__Data supplied__.
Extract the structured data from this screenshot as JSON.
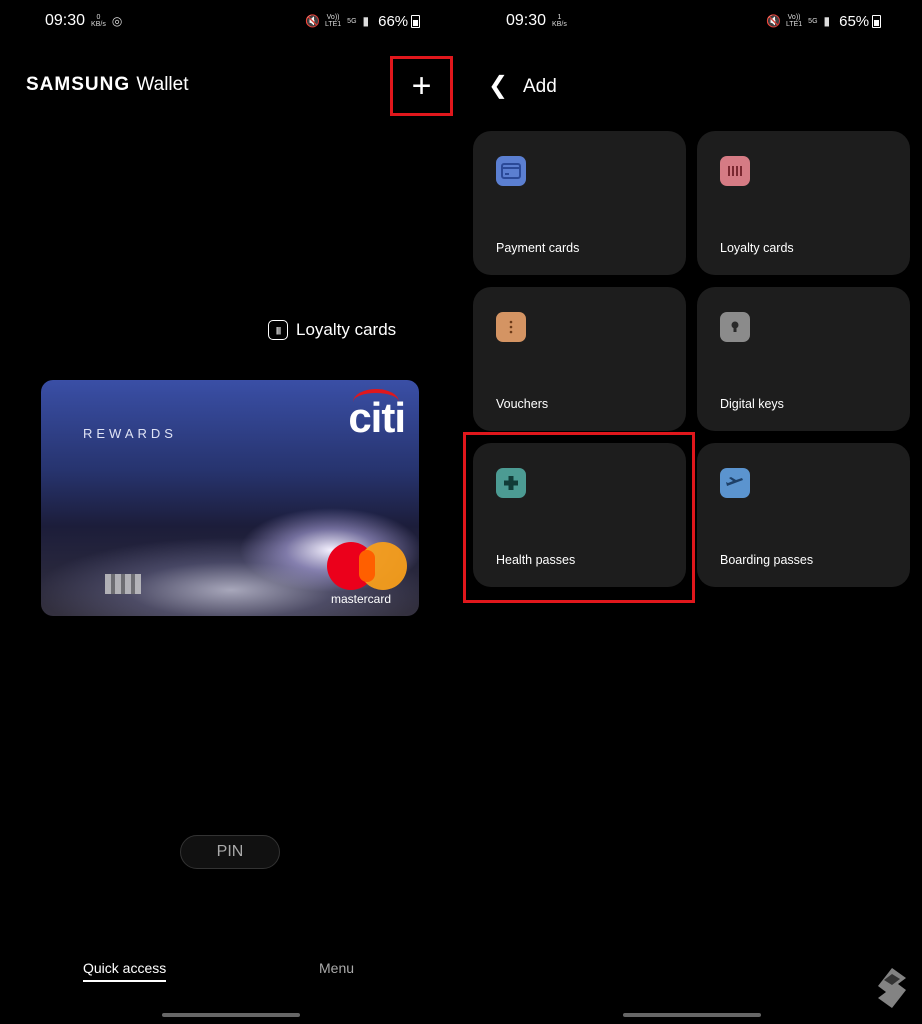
{
  "status_left": {
    "time": "09:30",
    "speed_value": "0",
    "speed_unit": "KB/s",
    "battery": "66%",
    "net1": "Vo))",
    "net2": "LTE1",
    "net3": "5G"
  },
  "status_right": {
    "time": "09:30",
    "speed_value": "1",
    "speed_unit": "KB/s",
    "battery": "65%",
    "net1": "Vo))",
    "net2": "LTE1",
    "net3": "5G"
  },
  "wallet": {
    "brand": "SAMSUNG",
    "brand_suffix": "Wallet",
    "section_title": "Loyalty cards",
    "card": {
      "rewards": "REWARDS",
      "issuer": "citi",
      "network": "mastercard"
    },
    "pin_label": "PIN",
    "tabs": [
      {
        "label": "Quick access"
      },
      {
        "label": "Menu"
      }
    ]
  },
  "add_screen": {
    "title": "Add",
    "tiles": [
      {
        "label": "Payment cards",
        "color": "#5b7fd1"
      },
      {
        "label": "Loyalty cards",
        "color": "#d57b84"
      },
      {
        "label": "Vouchers",
        "color": "#d49463"
      },
      {
        "label": "Digital keys",
        "color": "#8b8b8b"
      },
      {
        "label": "Health passes",
        "color": "#4c9b93"
      },
      {
        "label": "Boarding passes",
        "color": "#5b94cf"
      }
    ]
  },
  "colors": {
    "highlight": "#e0171c",
    "tile_bg": "#1d1d1d"
  }
}
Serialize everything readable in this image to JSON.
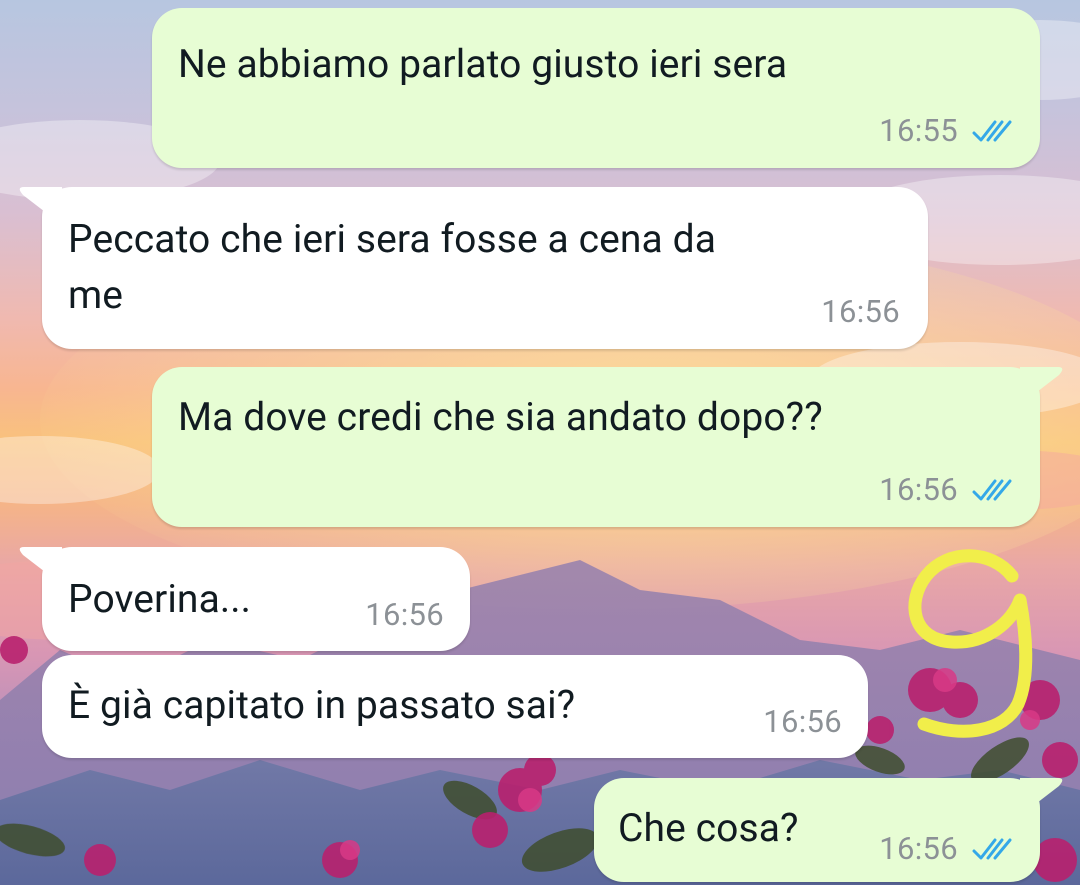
{
  "colors": {
    "outgoing_bubble": "#e7fdd4",
    "incoming_bubble": "#ffffff",
    "read_ticks": "#34a8e8",
    "annotation": "#f1ee4a",
    "timestamp": "#8c9196"
  },
  "messages": [
    {
      "direction": "out",
      "text": "Ne abbiamo parlato giusto ieri sera",
      "time": "16:55",
      "status_icon": "double-check-icon"
    },
    {
      "direction": "in",
      "text": "Peccato che ieri sera fosse a cena da\nme",
      "time": "16:56"
    },
    {
      "direction": "out",
      "text": "Ma dove credi che sia andato dopo??",
      "time": "16:56",
      "status_icon": "double-check-icon"
    },
    {
      "direction": "in",
      "text": "Poverina...",
      "time": "16:56"
    },
    {
      "direction": "in",
      "text": "È già capitato in passato sai?",
      "time": "16:56"
    },
    {
      "direction": "out",
      "text": "Che cosa?",
      "time": "16:56",
      "status_icon": "double-check-icon"
    }
  ],
  "annotation": {
    "text": "9"
  }
}
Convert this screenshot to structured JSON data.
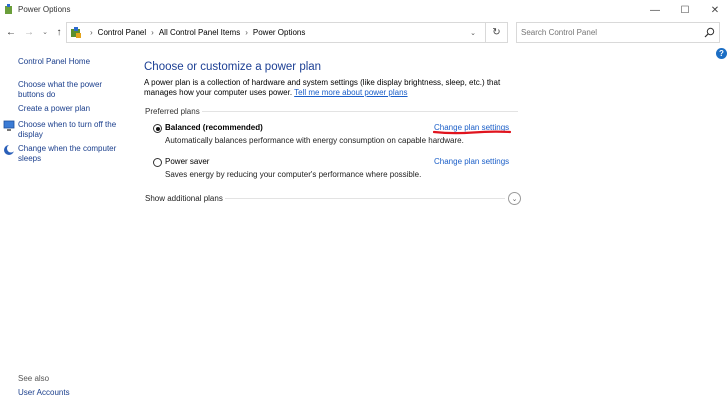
{
  "window": {
    "title": "Power Options",
    "minimize_glyph": "—",
    "maximize_glyph": "☐",
    "close_glyph": "✕"
  },
  "nav": {
    "back_glyph": "←",
    "forward_glyph": "→",
    "recent_glyph": "⌄",
    "up_glyph": "↑"
  },
  "address": {
    "separator": "›",
    "crumbs": [
      "Control Panel",
      "All Control Panel Items",
      "Power Options"
    ],
    "dropdown_glyph": "⌄",
    "refresh_glyph": "↻"
  },
  "search": {
    "placeholder": "Search Control Panel"
  },
  "help": {
    "glyph": "?"
  },
  "sidebar": {
    "home": "Control Panel Home",
    "items": [
      "Choose what the power buttons do",
      "Create a power plan",
      "Choose when to turn off the display",
      "Change when the computer sleeps"
    ],
    "see_also_label": "See also",
    "see_also_items": [
      "User Accounts"
    ]
  },
  "main": {
    "heading": "Choose or customize a power plan",
    "intro_text": "A power plan is a collection of hardware and system settings (like display brightness, sleep, etc.) that manages how your computer uses power. ",
    "intro_link": "Tell me more about power plans",
    "section_label": "Preferred plans",
    "plans": [
      {
        "name": "Balanced (recommended)",
        "selected": true,
        "description": "Automatically balances performance with energy consumption on capable hardware.",
        "link": "Change plan settings"
      },
      {
        "name": "Power saver",
        "selected": false,
        "description": "Saves energy by reducing your computer's performance where possible.",
        "link": "Change plan settings"
      }
    ],
    "additional_plans_label": "Show additional plans",
    "expand_glyph": "⌄"
  },
  "colors": {
    "heading": "#1c3f94",
    "link": "#1a5ec8",
    "annotation": "#e0141e"
  },
  "icons": {
    "app": "power-options-icon",
    "address": "control-panel-icon",
    "search": "search-icon",
    "help": "help-icon"
  }
}
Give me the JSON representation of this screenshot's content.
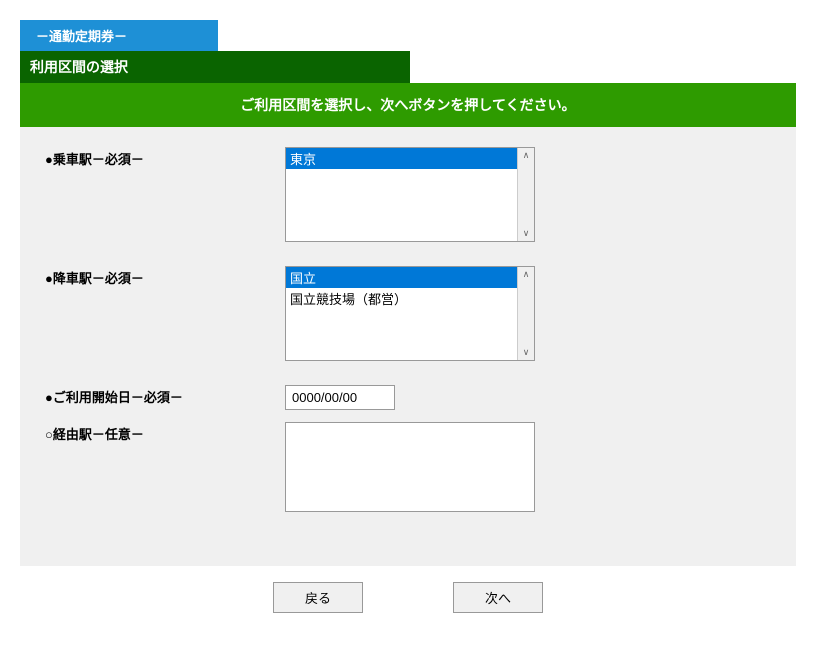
{
  "tab": {
    "label": "－通勤定期券－"
  },
  "subheader": {
    "label": "利用区間の選択"
  },
  "instruction": "ご利用区間を選択し、次へボタンを押してください。",
  "form": {
    "boarding": {
      "label": "●乗車駅－必須－",
      "options": [
        "東京"
      ],
      "selectedIndex": 0
    },
    "alighting": {
      "label": "●降車駅－必須－",
      "options": [
        "国立",
        "国立競技場（都営）"
      ],
      "selectedIndex": 0
    },
    "startDate": {
      "label": "●ご利用開始日－必須－",
      "value": "0000/00/00"
    },
    "via": {
      "label": "○経由駅－任意－",
      "value": ""
    }
  },
  "buttons": {
    "back": "戻る",
    "next": "次へ"
  },
  "scroll": {
    "up": "∧",
    "down": "∨"
  }
}
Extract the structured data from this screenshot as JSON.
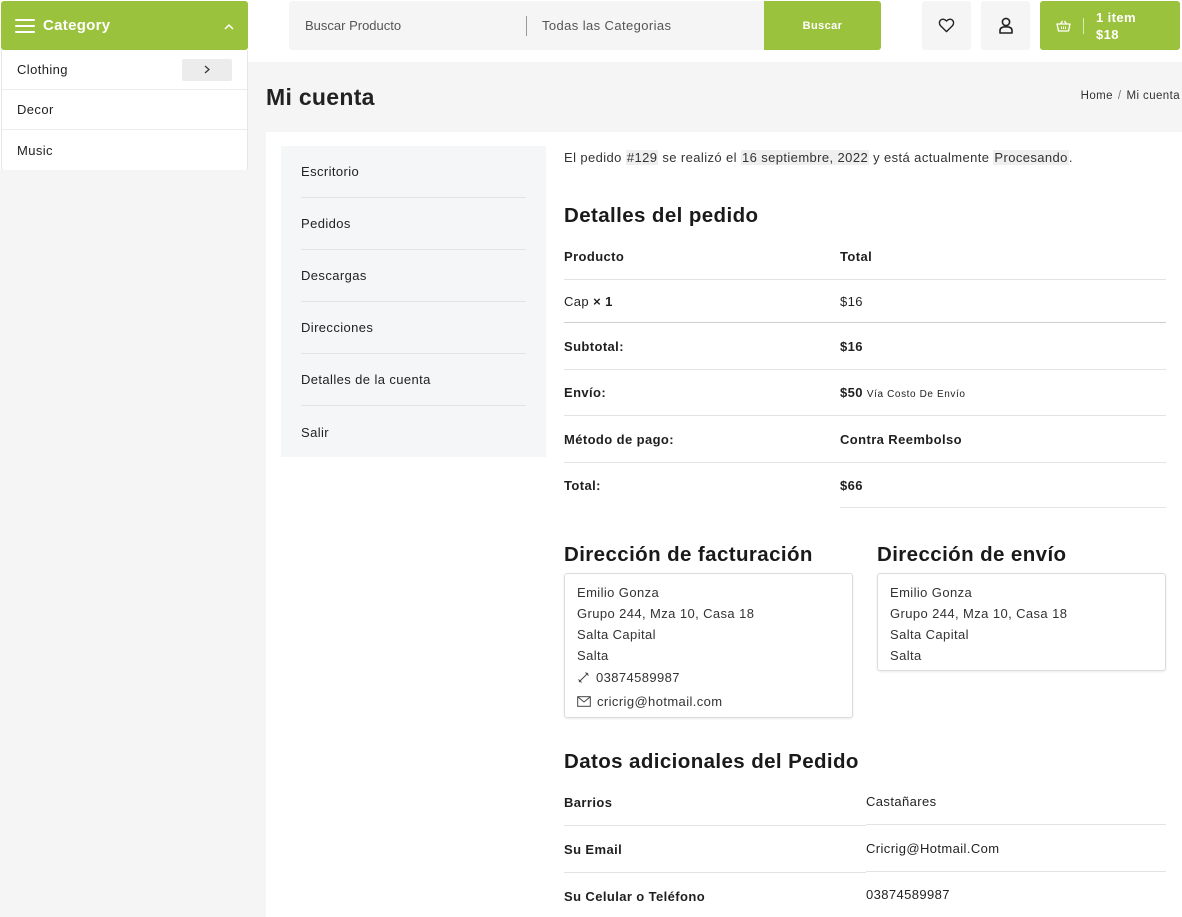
{
  "category_menu": {
    "title": "Category",
    "items": [
      {
        "label": "Clothing",
        "has_submenu": true
      },
      {
        "label": "Decor",
        "has_submenu": false
      },
      {
        "label": "Music",
        "has_submenu": false
      }
    ]
  },
  "search": {
    "placeholder": "Buscar Producto",
    "category_select": "Todas las Categorias",
    "button_label": "Buscar"
  },
  "header_icons": [
    "heart-icon",
    "user-icon"
  ],
  "cart": {
    "count_label": "1 item",
    "total": "$18"
  },
  "page": {
    "title": "Mi cuenta",
    "breadcrumb": [
      "Home",
      "Mi cuenta"
    ]
  },
  "account_nav": [
    "Escritorio",
    "Pedidos",
    "Descargas",
    "Direcciones",
    "Detalles de la cuenta",
    "Salir"
  ],
  "order_notice": {
    "prefix": "El pedido ",
    "order_number": "#129",
    "mid": " se realizó el ",
    "date": "16 septiembre, 2022",
    "mid2": " y está actualmente ",
    "status": "Procesando",
    "suffix": "."
  },
  "order_details": {
    "heading": "Detalles del pedido",
    "col_product": "Producto",
    "col_total": "Total",
    "items": [
      {
        "name": "Cap",
        "qty": "× 1",
        "total": "$16"
      }
    ],
    "summary": [
      {
        "label": "Subtotal:",
        "value": "$16",
        "note": ""
      },
      {
        "label": "Envío:",
        "value": "$50",
        "note": "Vía Costo De Envío"
      },
      {
        "label": "Método de pago:",
        "value": "Contra Reembolso",
        "note": ""
      },
      {
        "label": "Total:",
        "value": "$66",
        "note": ""
      }
    ]
  },
  "billing": {
    "heading": "Dirección de facturación",
    "name": "Emilio Gonza",
    "address": "Grupo 244, Mza 10, Casa 18",
    "city": "Salta Capital",
    "state": "Salta",
    "phone": "03874589987",
    "email": "cricrig@hotmail.com"
  },
  "shipping": {
    "heading": "Dirección de envío",
    "name": "Emilio Gonza",
    "address": "Grupo 244, Mza 10, Casa 18",
    "city": "Salta Capital",
    "state": "Salta"
  },
  "additional": {
    "heading": "Datos adicionales del Pedido",
    "rows": [
      {
        "label": "Barrios",
        "value": "Castañares"
      },
      {
        "label": "Su Email",
        "value": "Cricrig@Hotmail.Com"
      },
      {
        "label": "Su Celular o Teléfono",
        "value": "03874589987"
      }
    ]
  },
  "colors": {
    "accent": "#9bc23c",
    "panel_bg": "#f5f5f5",
    "text": "#1f1f1f"
  }
}
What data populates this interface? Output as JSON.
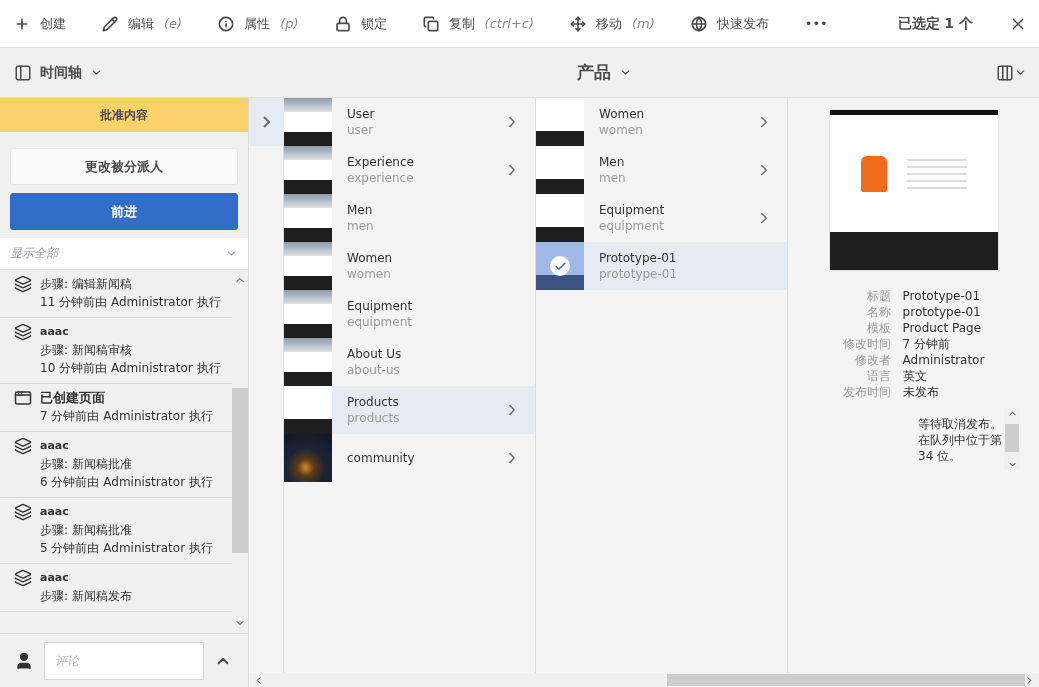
{
  "toolbar": {
    "actions": [
      {
        "label": "创建"
      },
      {
        "label": "编辑",
        "shortcut": "(e)"
      },
      {
        "label": "属性",
        "shortcut": "(p)"
      },
      {
        "label": "锁定"
      },
      {
        "label": "复制",
        "shortcut": "(ctrl+c)"
      },
      {
        "label": "移动",
        "shortcut": "(m)"
      },
      {
        "label": "快速发布"
      }
    ],
    "more": "•••",
    "selection": "已选定 1 个"
  },
  "subbar": {
    "rail": "时间轴",
    "title": "产品"
  },
  "timeline": {
    "task": "批准内容",
    "buttons": [
      "更改被分派人",
      "前进"
    ],
    "filter": {
      "placeholder": "显示全部"
    },
    "events": [
      {
        "kind": "step",
        "step": "步骤: 编辑新闻稿",
        "meta": "11 分钟前由 Administrator 执行"
      },
      {
        "kind": "step",
        "title": "aaac",
        "step": "步骤: 新闻稿审核",
        "meta": "10 分钟前由 Administrator 执行"
      },
      {
        "kind": "page",
        "title": "已创建页面",
        "meta": "7 分钟前由 Administrator 执行"
      },
      {
        "kind": "step",
        "title": "aaac",
        "step": "步骤: 新闻稿批准",
        "meta": "6 分钟前由 Administrator 执行"
      },
      {
        "kind": "step",
        "title": "aaac",
        "step": "步骤: 新闻稿批准",
        "meta": "5 分钟前由 Administrator 执行"
      },
      {
        "kind": "step",
        "title": "aaac",
        "step": "步骤: 新闻稿发布"
      }
    ],
    "comment": {
      "placeholder": "评论"
    }
  },
  "columns": [
    {
      "items": [
        {
          "title": "User",
          "name": "user",
          "kind": "site",
          "children": true,
          "selected": false
        },
        {
          "title": "Experience",
          "name": "experience",
          "kind": "site",
          "children": true,
          "selected": false
        },
        {
          "title": "Men",
          "name": "men",
          "kind": "site",
          "children": false,
          "selected": false
        },
        {
          "title": "Women",
          "name": "women",
          "kind": "site",
          "children": false,
          "selected": false
        },
        {
          "title": "Equipment",
          "name": "equipment",
          "kind": "site",
          "children": false,
          "selected": false
        },
        {
          "title": "About Us",
          "name": "about-us",
          "kind": "site",
          "children": false,
          "selected": false
        },
        {
          "title": "Products",
          "name": "products",
          "kind": "grid",
          "children": true,
          "selected": true
        },
        {
          "title": "community",
          "kind": "night",
          "children": true,
          "selected": false
        }
      ]
    },
    {
      "items": [
        {
          "title": "Women",
          "name": "women",
          "kind": "grid",
          "children": true,
          "selected": false
        },
        {
          "title": "Men",
          "name": "men",
          "kind": "grid",
          "children": true,
          "selected": false
        },
        {
          "title": "Equipment",
          "name": "equipment",
          "kind": "grid",
          "children": true,
          "selected": false
        },
        {
          "title": "Prototype-01",
          "name": "prototype-01",
          "kind": "product",
          "children": false,
          "selected": true
        }
      ]
    }
  ],
  "preview": {
    "fields": [
      {
        "label": "标题",
        "value": "Prototype-01"
      },
      {
        "label": "名称",
        "value": "prototype-01"
      },
      {
        "label": "模板",
        "value": "Product Page"
      },
      {
        "label": "修改时间",
        "value": "7 分钟前"
      },
      {
        "label": "修改者",
        "value": "Administrator"
      },
      {
        "label": "语言",
        "value": "英文"
      },
      {
        "label": "发布时间",
        "value": "未发布"
      }
    ],
    "note": "等待取消发布。在队列中位于第 34 位。"
  }
}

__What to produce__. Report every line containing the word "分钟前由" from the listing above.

__Answer section__.
        "meta": "11 分钟前由 Administrator 执行"
        "meta": "10 分钟前由 Administrator 执行"
        "meta": "7 分钟前由 Administrator 执行"
        "meta": "6 分钟前由 Administrator 执行"
        "meta": "5 分钟前由 Administrator 执行"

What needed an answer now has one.